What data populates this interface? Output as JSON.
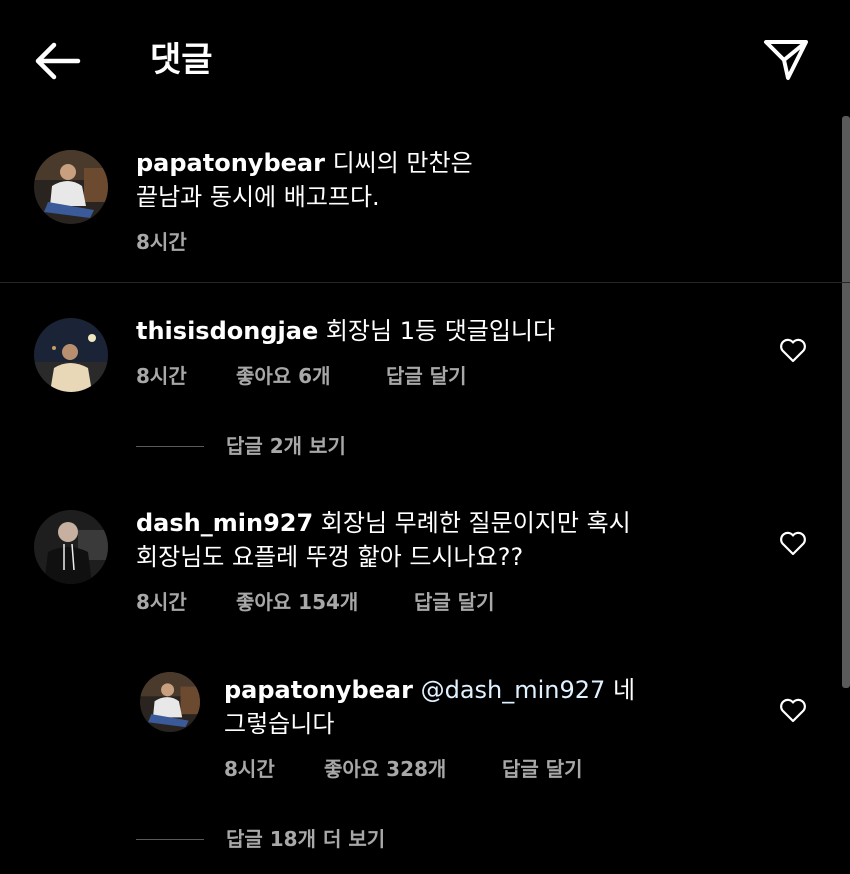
{
  "header": {
    "title": "댓글"
  },
  "caption": {
    "username": "papatonybear",
    "text": " 디씨의 만찬은",
    "text2": "끝남과 동시에 배고프다.",
    "time": "8시간"
  },
  "comments": [
    {
      "username": "thisisdongjae",
      "line1": " 회장님 1등 댓글입니다",
      "time": "8시간",
      "likes": "좋아요 6개",
      "reply": "답글 달기",
      "view_replies": "답글 2개 보기"
    },
    {
      "username": "dash_min927",
      "line1": " 회장님 무례한 질문이지만 혹시",
      "line2": "회장님도 요플레 뚜껑 핥아 드시나요??",
      "time": "8시간",
      "likes": "좋아요 154개",
      "reply": "답글 달기"
    }
  ],
  "reply": {
    "username": "papatonybear",
    "mention": "@dash_min927",
    "line1": " 네",
    "line2": "그렇습니다",
    "time": "8시간",
    "likes": "좋아요 328개",
    "reply": "답글 달기",
    "more_replies": "답글 18개 더 보기"
  },
  "colors": {
    "background": "#000000",
    "text": "#ffffff",
    "secondary": "#a8a8a8",
    "mention": "#e0f1ff"
  },
  "icons": [
    "back-arrow-icon",
    "send-icon",
    "heart-icon"
  ]
}
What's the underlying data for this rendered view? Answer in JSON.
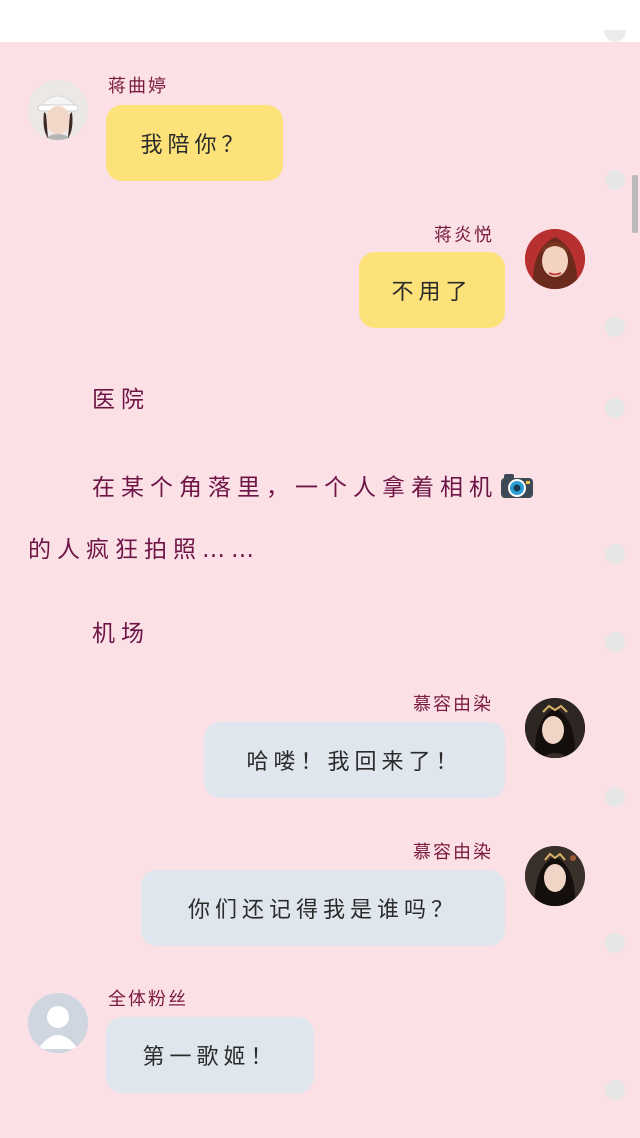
{
  "messages": [
    {
      "speaker": "蒋曲婷",
      "text": "我陪你？"
    },
    {
      "speaker": "蒋炎悦",
      "text": "不用了"
    },
    {
      "speaker": "慕容由染",
      "text": "哈喽！我回来了！"
    },
    {
      "speaker": "慕容由染",
      "text": "你们还记得我是谁吗？"
    },
    {
      "speaker": "全体粉丝",
      "text": "第一歌姬！"
    }
  ],
  "narration": {
    "scene1": "医院",
    "line1": "在某个角落里，一个人拿着相机",
    "line2": "的人疯狂拍照……",
    "scene2": "机场"
  },
  "icons": {
    "camera": "camera-emoji",
    "default_avatar": "person-silhouette-icon"
  },
  "colors": {
    "background": "#fbe1e6",
    "yellow_bubble": "#fde27a",
    "blue_bubble": "#dfe6ee",
    "name_text": "#7a1a3e"
  }
}
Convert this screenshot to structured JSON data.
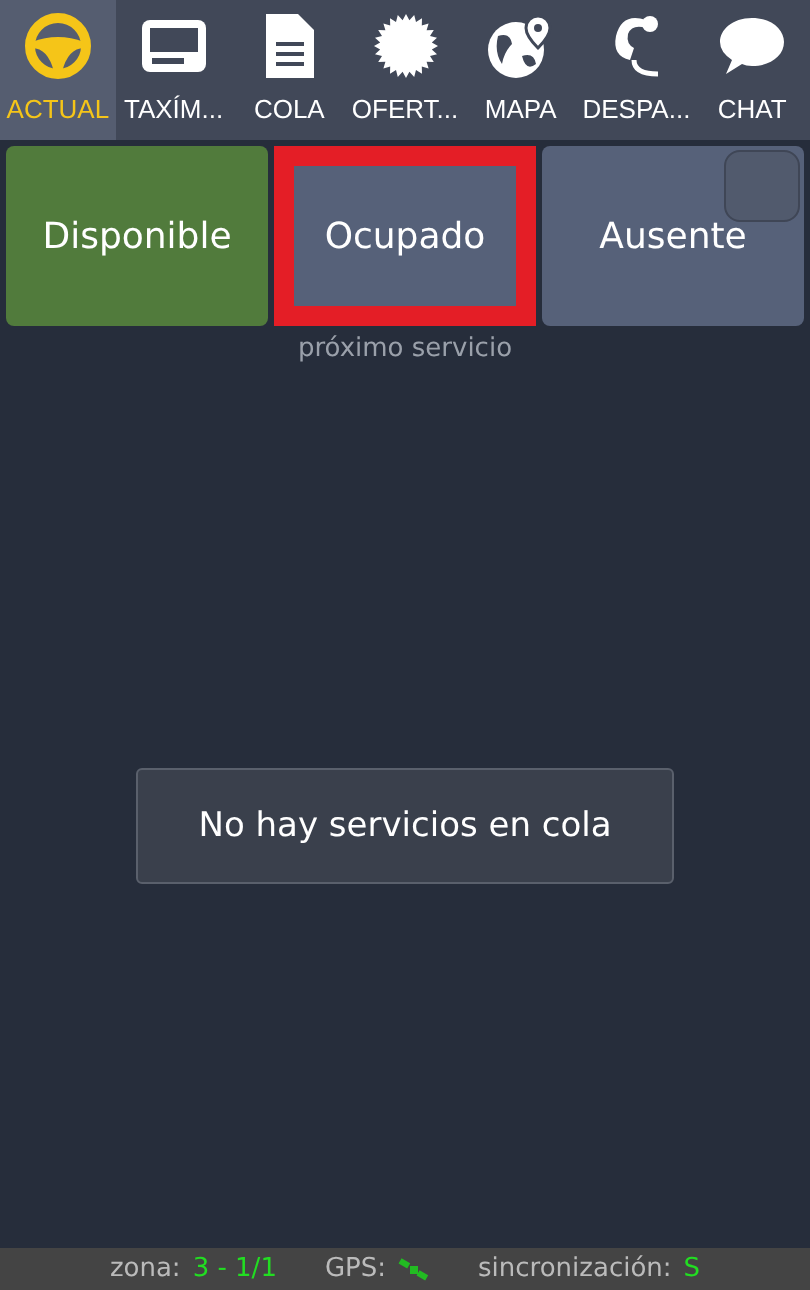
{
  "tabs": [
    {
      "label": "ACTUAL",
      "kind": "wheel",
      "selected": true
    },
    {
      "label": "TAXÍM...",
      "kind": "meter",
      "selected": false
    },
    {
      "label": "COLA",
      "kind": "document",
      "selected": false
    },
    {
      "label": "OFERT...",
      "kind": "seal",
      "selected": false
    },
    {
      "label": "MAPA",
      "kind": "globe",
      "selected": false
    },
    {
      "label": "DESPA...",
      "kind": "headset",
      "selected": false
    },
    {
      "label": "CHAT",
      "kind": "chat",
      "selected": false
    }
  ],
  "status_buttons": [
    {
      "label": "Disponible",
      "selected": true,
      "highlighted": false
    },
    {
      "label": "Ocupado",
      "selected": false,
      "highlighted": true
    },
    {
      "label": "Ausente",
      "selected": false,
      "highlighted": false
    }
  ],
  "next_service_label": "próximo servicio",
  "queue_message": "No hay servicios en cola",
  "status_bar": {
    "zone_label": "zona:",
    "zone_value": "3 - 1/1",
    "gps_label": "GPS:",
    "sync_label": "sincronización:",
    "sync_value": "S"
  }
}
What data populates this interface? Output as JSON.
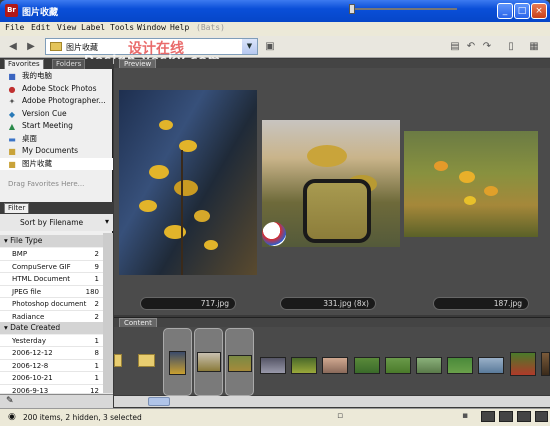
{
  "window": {
    "title": "图片收藏",
    "app_icon_label": "Br",
    "minimize": "_",
    "maximize": "□",
    "close": "×"
  },
  "menu": [
    "File",
    "Edit",
    "View",
    "Label",
    "Tools",
    "Window",
    "Help",
    "(Bats)"
  ],
  "toolbar": {
    "path": "图片收藏"
  },
  "watermark": {
    "cn": "设计在线",
    "en": "Design.yesky.com"
  },
  "left_panel": {
    "tabs": [
      "Favorites",
      "Folders"
    ],
    "favorites": [
      {
        "label": "我的电脑",
        "icon": "computer-icon"
      },
      {
        "label": "Adobe Stock Photos",
        "icon": "stock-photos-icon"
      },
      {
        "label": "Adobe Photographer...",
        "icon": "photographer-icon"
      },
      {
        "label": "Version Cue",
        "icon": "version-cue-icon"
      },
      {
        "label": "Start Meeting",
        "icon": "meeting-icon"
      },
      {
        "label": "桌面",
        "icon": "desktop-icon"
      },
      {
        "label": "My Documents",
        "icon": "folder-icon"
      },
      {
        "label": "图片收藏",
        "icon": "folder-icon"
      }
    ],
    "drag_hint": "Drag Favorites Here...",
    "filter_tab": "Filter",
    "sort_label": "Sort by Filename",
    "groups": [
      {
        "title": "File Type",
        "rows": [
          {
            "label": "BMP",
            "count": "2"
          },
          {
            "label": "CompuServe GIF",
            "count": "9"
          },
          {
            "label": "HTML Document",
            "count": "1"
          },
          {
            "label": "JPEG file",
            "count": "180"
          },
          {
            "label": "Photoshop document",
            "count": "2"
          },
          {
            "label": "Radiance",
            "count": "2"
          }
        ]
      },
      {
        "title": "Date Created",
        "rows": [
          {
            "label": "Yesterday",
            "count": "1"
          },
          {
            "label": "2006-12-12",
            "count": "8"
          },
          {
            "label": "2006-12-8",
            "count": "1"
          },
          {
            "label": "2006-10-21",
            "count": "1"
          },
          {
            "label": "2006-9-13",
            "count": "12"
          }
        ]
      }
    ]
  },
  "preview": {
    "tab": "Preview",
    "captions": [
      "717.jpg",
      "331.jpg (8x)",
      "187.jpg"
    ]
  },
  "content": {
    "tab": "Content"
  },
  "status": {
    "text": "200 items, 2 hidden, 3 selected"
  }
}
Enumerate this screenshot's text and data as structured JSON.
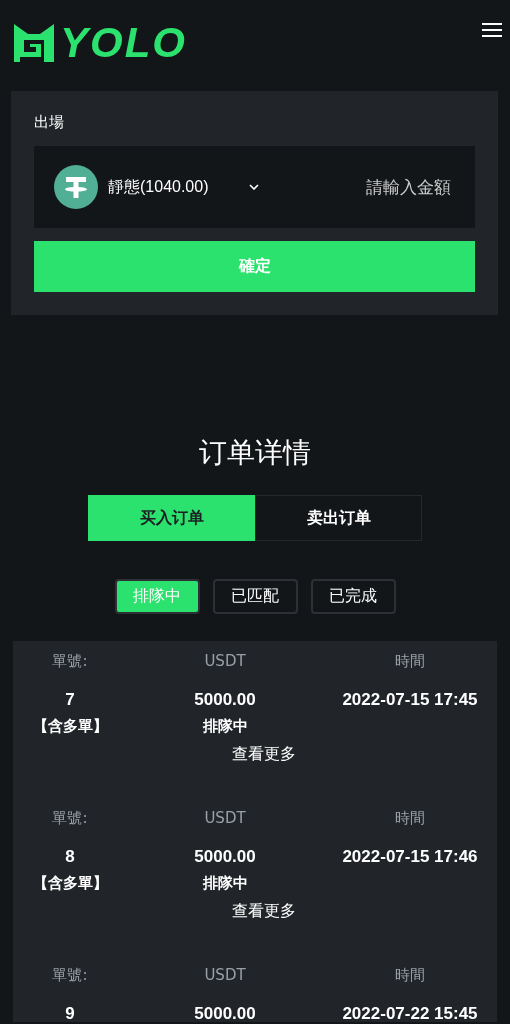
{
  "header": {
    "logo_text": "YOLO"
  },
  "withdraw": {
    "label": "出場",
    "asset": "靜態(1040.00)",
    "amount_placeholder": "請輸入金額",
    "confirm": "確定"
  },
  "orders": {
    "title": "订单详情",
    "tabs": [
      {
        "label": "买入订单",
        "selected": true
      },
      {
        "label": "卖出订单",
        "selected": false
      }
    ],
    "filters": [
      {
        "label": "排隊中",
        "selected": true
      },
      {
        "label": "已匹配",
        "selected": false
      },
      {
        "label": "已完成",
        "selected": false
      }
    ],
    "items": [
      {
        "no_label": "單號:",
        "usdt_label": "USDT",
        "time_label": "時間",
        "no": "7",
        "usdt": "5000.00",
        "time": "2022-07-15 17:45",
        "tag": "【含多單】",
        "status": "排隊中",
        "more": "查看更多"
      },
      {
        "no_label": "單號:",
        "usdt_label": "USDT",
        "time_label": "時間",
        "no": "8",
        "usdt": "5000.00",
        "time": "2022-07-15 17:46",
        "tag": "【含多單】",
        "status": "排隊中",
        "more": "查看更多"
      },
      {
        "no_label": "單號:",
        "usdt_label": "USDT",
        "time_label": "時間",
        "no": "9",
        "usdt": "5000.00",
        "time": "2022-07-22 15:45"
      }
    ]
  }
}
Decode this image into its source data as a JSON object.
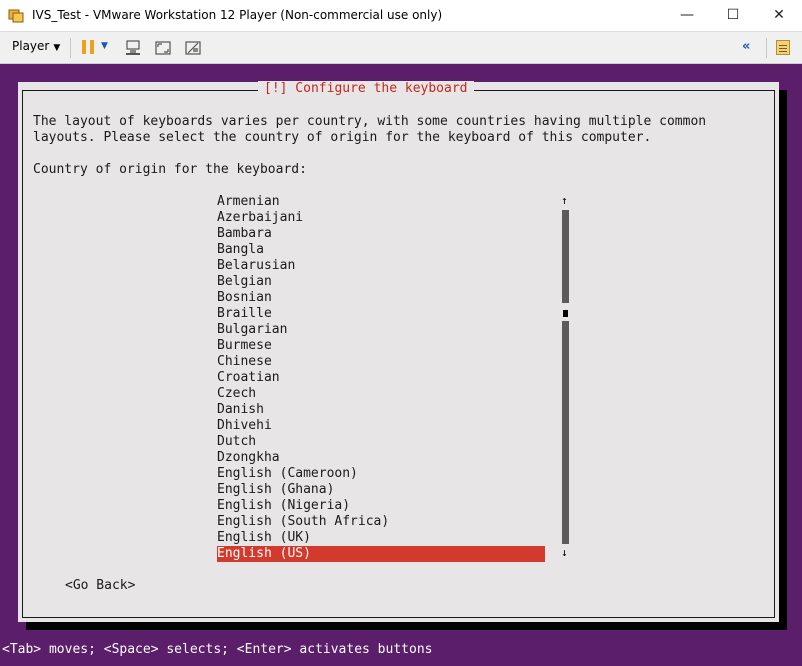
{
  "window": {
    "title": "IVS_Test - VMware Workstation 12 Player (Non-commercial use only)",
    "minimize": "—",
    "maximize": "☐",
    "close": "✕"
  },
  "toolbar": {
    "player_label": "Player",
    "player_caret": "▼",
    "pause_caret": "▼",
    "collapse_label": "«"
  },
  "installer": {
    "dialog_title": "[!] Configure the keyboard",
    "description_line1": "The layout of keyboards varies per country, with some countries having multiple common",
    "description_line2": "layouts. Please select the country of origin for the keyboard of this computer.",
    "prompt": "Country of origin for the keyboard:",
    "selected_index": 22,
    "countries": [
      {
        "label": "Armenian"
      },
      {
        "label": "Azerbaijani"
      },
      {
        "label": "Bambara"
      },
      {
        "label": "Bangla"
      },
      {
        "label": "Belarusian"
      },
      {
        "label": "Belgian"
      },
      {
        "label": "Bosnian"
      },
      {
        "label": "Braille"
      },
      {
        "label": "Bulgarian"
      },
      {
        "label": "Burmese"
      },
      {
        "label": "Chinese"
      },
      {
        "label": "Croatian"
      },
      {
        "label": "Czech"
      },
      {
        "label": "Danish"
      },
      {
        "label": "Dhivehi"
      },
      {
        "label": "Dutch"
      },
      {
        "label": "Dzongkha"
      },
      {
        "label": "English (Cameroon)"
      },
      {
        "label": "English (Ghana)"
      },
      {
        "label": "English (Nigeria)"
      },
      {
        "label": "English (South Africa)"
      },
      {
        "label": "English (UK)"
      },
      {
        "label": "English (US)"
      }
    ],
    "scroll_up": "↑",
    "scroll_down": "↓",
    "go_back": "<Go Back>",
    "status_bar": "<Tab> moves; <Space> selects; <Enter> activates buttons"
  },
  "colors": {
    "guest_background": "#5b1e6b",
    "dialog_background": "#e8e5e7",
    "title_red": "#c6281b",
    "selection_red": "#d13a2c"
  }
}
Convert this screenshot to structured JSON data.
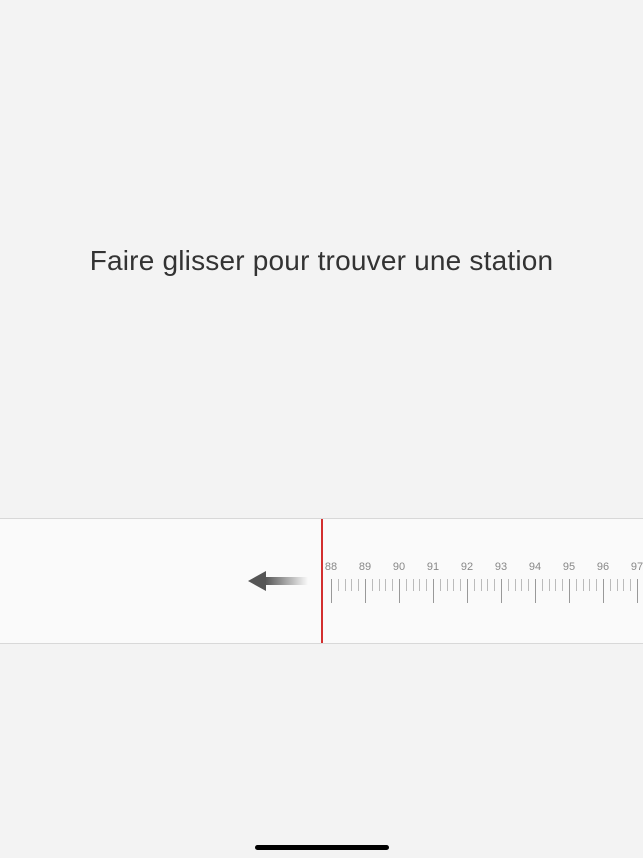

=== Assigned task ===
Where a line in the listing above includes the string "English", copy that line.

=== Solution below ===
        "label": "English (Cameroon)"
        "label": "English (Ghana)"
        "label": "English (Nigeria)"
        "label": "English (South Africa)"
        "label": "English (UK)"
        "label": "English (US)"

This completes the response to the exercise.